This all came full circle for us when a letter came home from school last week congratulating Jake for being named one of the Students of the Marking Period in his new school. We would have been super proud of him for this no matter what, but he was being recognized for having extraordinary student character, being a positive role model and displaying great work ethic. For any kid that’s great but for a kid with ADHD – it’s incredible!
As I said, I am crazy proud of our son so I started to recently wonder why I haven’t written about this before? I have shared some pretty intimate details in this blog, including my hair loss, side effects from chemo (namely “stomach issues”) and even some of the dark, dark thoughts that plague me on a regular basis. I have been an open book and I don’t regret it at all. So why not this? Was I embarrassed?
I have asked myself this question many times and I know that the answer is NO. I love my son – no matter WHAT – and I am so deeply proud of him.
That said, despite an increase in ADHD diagnoses in recent years and some pretty famous people having it (such as Justin Timberlake, Will Smith, Terry Bradshaw, Michael Phelps and Simone Biles), there is still (sadly) a stigma associated with this condition. I didn’t want Jake to be labeled in any way. But he can’t control his ADHD diagnosis any more than I can control my cancer diagnosis. And if someone judges Jake for having ADHD, that’s on them and not him.
I think I might also have hesitated because this really isn’t my story to tell – it’s Jake’s. But I decided that, similar to sharing my journey with cancer, perhaps opening up about our situation and ultimate decision might help others.
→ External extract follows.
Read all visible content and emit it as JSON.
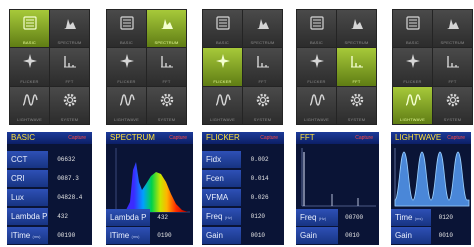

I realize that our choice is individual to us – please know that I’m not writing to convince people to put their child on medicine. That is a very personal decision for each family and one I know is never taken lightly, no matter what side of this argument you land on.
ADHD doesn’t have to define Jake, anymore than my cancer diagnosis should define me. But while it doesn’t have to define us, it definitely is shaping who we are. I hate that he and I have something like this in common. No, I don’t have ADHD but my body has also “betrayed” me. We both have something that we will be dealing with for the rest of our lives. And I’m so proud of the way that Jake has faced this head on and persevered. Life is messy and parenting isn’t easy – whether it’s cancer, ADHD or the multitude of other challenges we each face as parents every day. The good news is that it’s worth it.